### WHAT YOU ARE ASKED TO DO
Those lines of the following listing which contain the string "icon" should be returned.
_ _ _ _
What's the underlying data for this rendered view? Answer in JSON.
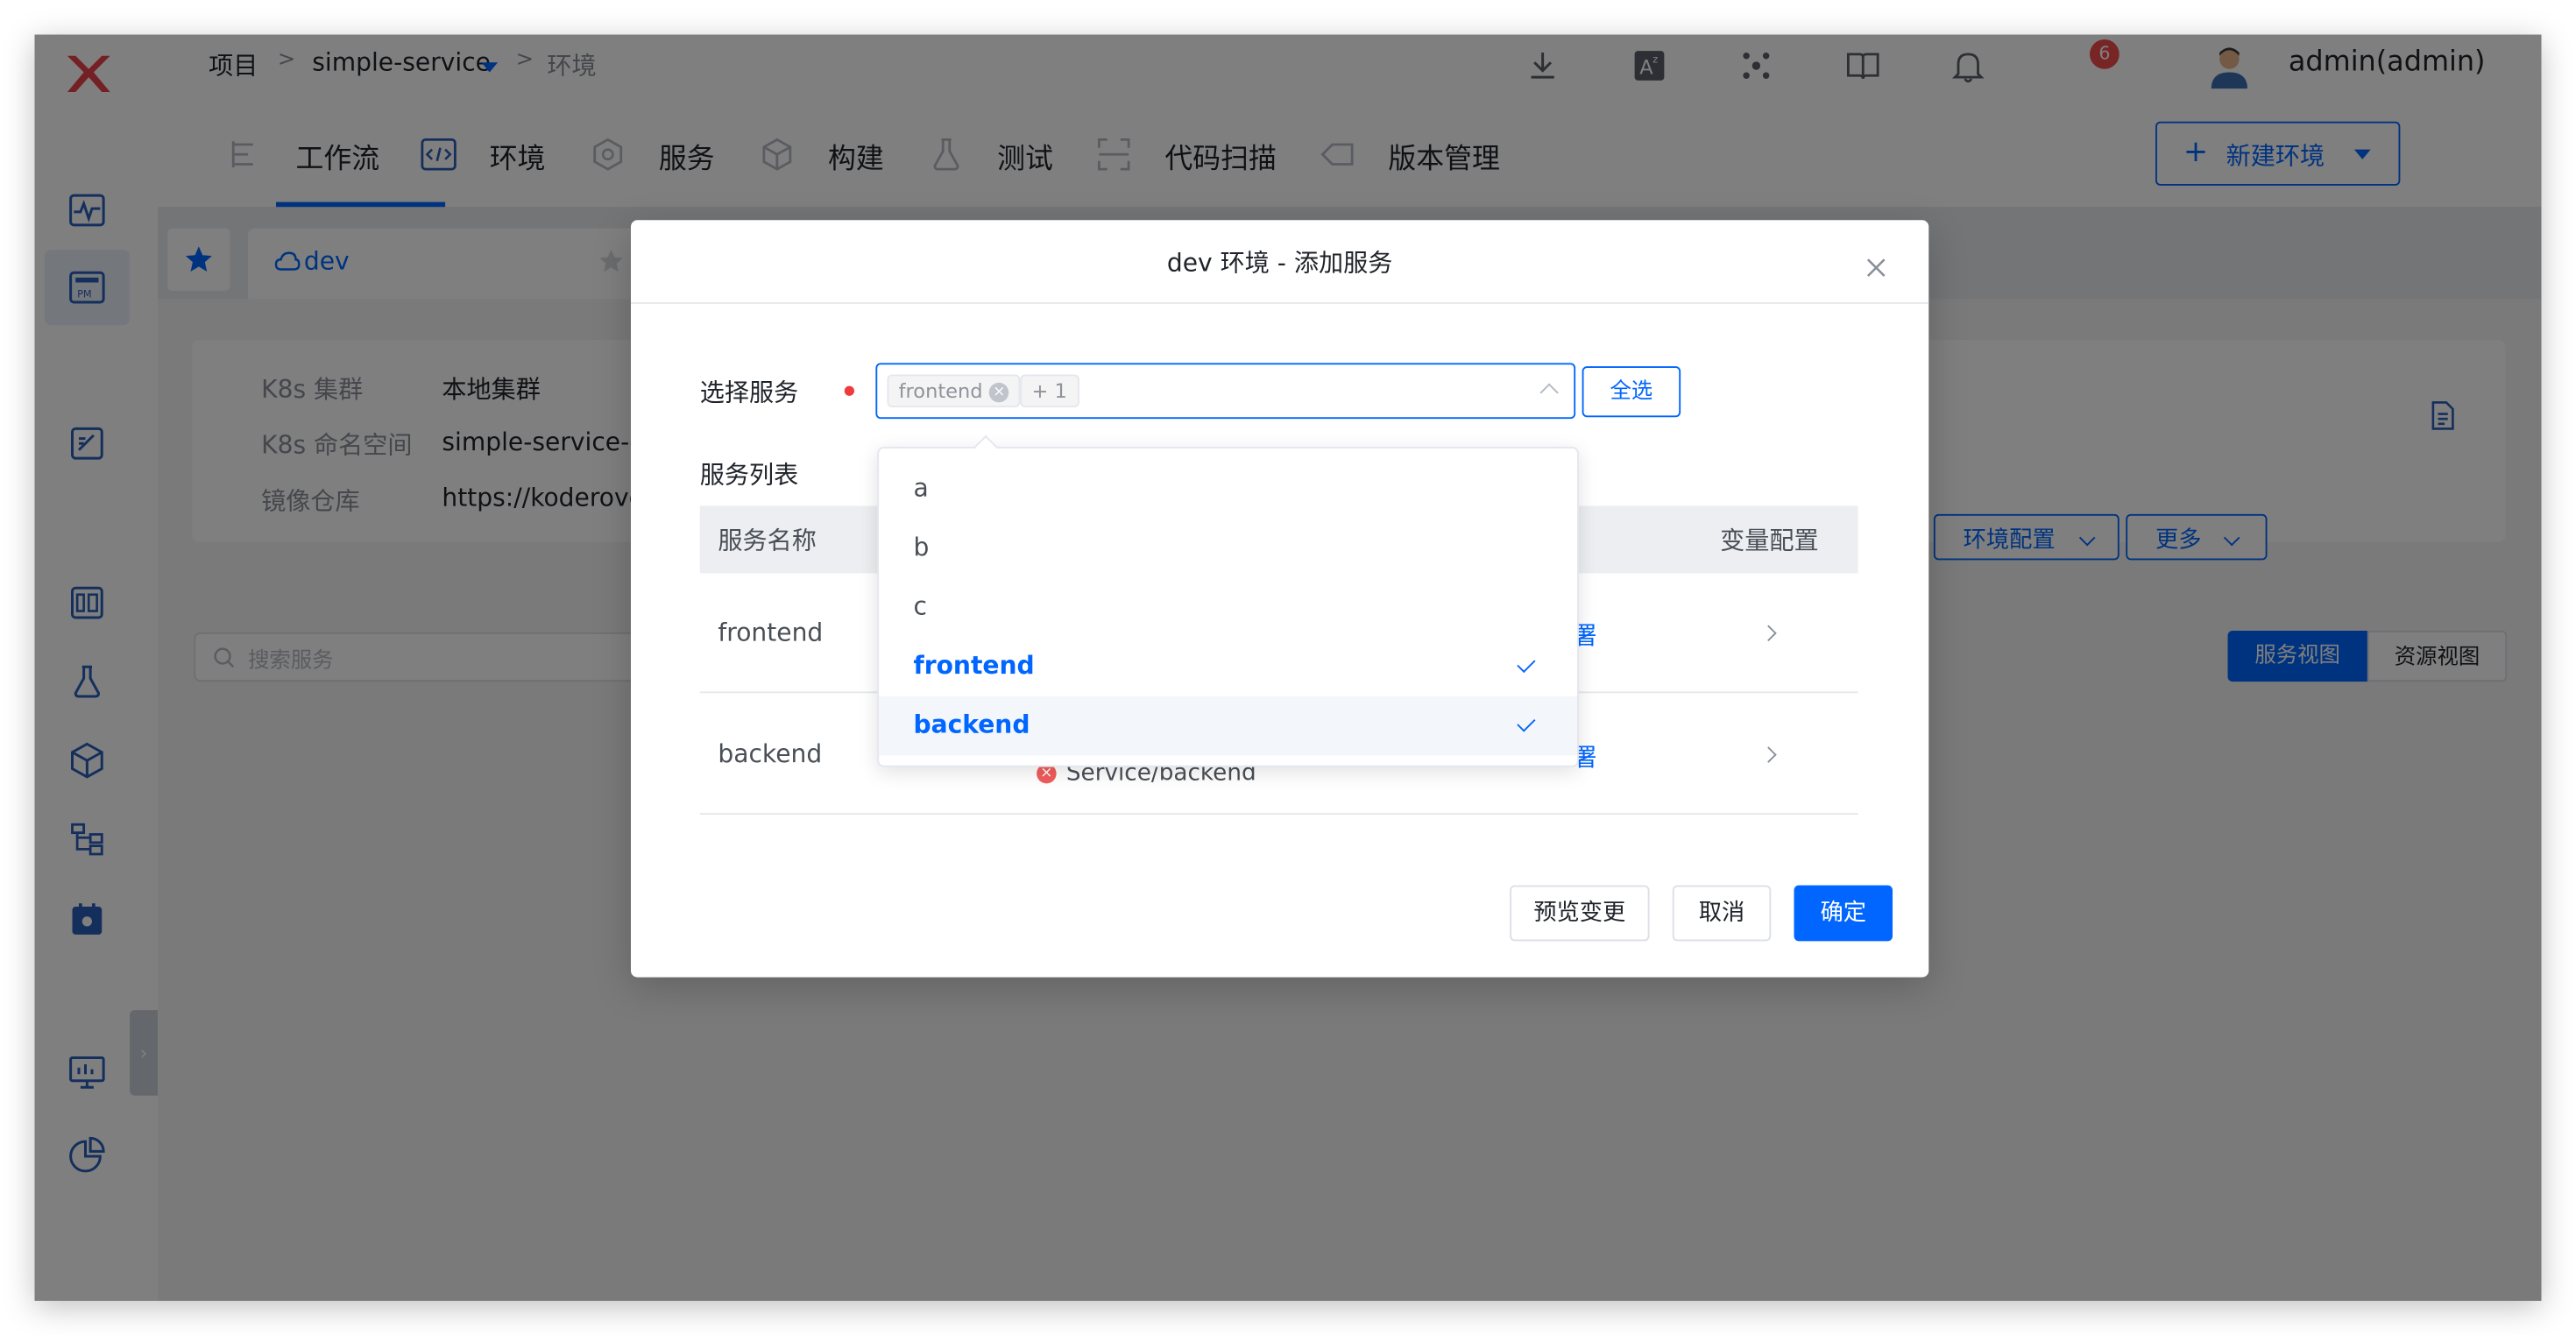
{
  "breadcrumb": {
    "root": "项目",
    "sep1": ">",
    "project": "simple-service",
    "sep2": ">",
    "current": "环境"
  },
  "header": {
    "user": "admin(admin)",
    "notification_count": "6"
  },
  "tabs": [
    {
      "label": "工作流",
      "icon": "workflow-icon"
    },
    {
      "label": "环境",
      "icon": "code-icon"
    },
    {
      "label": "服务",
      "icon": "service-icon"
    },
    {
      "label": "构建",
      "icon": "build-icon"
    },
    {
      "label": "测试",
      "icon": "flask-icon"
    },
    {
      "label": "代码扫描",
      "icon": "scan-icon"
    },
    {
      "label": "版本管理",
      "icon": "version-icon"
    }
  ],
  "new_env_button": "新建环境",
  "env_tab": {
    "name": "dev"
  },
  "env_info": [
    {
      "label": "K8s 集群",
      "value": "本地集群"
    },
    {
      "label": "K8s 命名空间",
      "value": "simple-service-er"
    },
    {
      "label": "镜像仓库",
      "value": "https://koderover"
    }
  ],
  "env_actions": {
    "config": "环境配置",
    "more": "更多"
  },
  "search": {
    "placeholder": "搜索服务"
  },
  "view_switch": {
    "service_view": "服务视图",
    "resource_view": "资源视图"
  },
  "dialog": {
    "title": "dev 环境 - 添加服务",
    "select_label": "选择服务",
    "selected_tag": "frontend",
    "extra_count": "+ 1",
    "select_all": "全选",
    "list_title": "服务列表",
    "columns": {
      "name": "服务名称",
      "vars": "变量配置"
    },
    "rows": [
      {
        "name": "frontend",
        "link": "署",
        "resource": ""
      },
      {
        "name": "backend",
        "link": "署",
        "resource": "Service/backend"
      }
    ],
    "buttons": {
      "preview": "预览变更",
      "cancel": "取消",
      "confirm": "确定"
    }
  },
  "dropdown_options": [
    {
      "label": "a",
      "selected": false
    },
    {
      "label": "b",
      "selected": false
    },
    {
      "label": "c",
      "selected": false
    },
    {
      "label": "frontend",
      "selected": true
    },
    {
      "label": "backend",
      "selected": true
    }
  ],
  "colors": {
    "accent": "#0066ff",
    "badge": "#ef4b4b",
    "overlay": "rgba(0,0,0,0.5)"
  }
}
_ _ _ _
### RESPONSE
      "icon": "workflow-icon"
      "icon": "code-icon"
      "icon": "service-icon"
      "icon": "build-icon"
      "icon": "flask-icon"
      "icon": "scan-icon"
      "icon": "version-icon"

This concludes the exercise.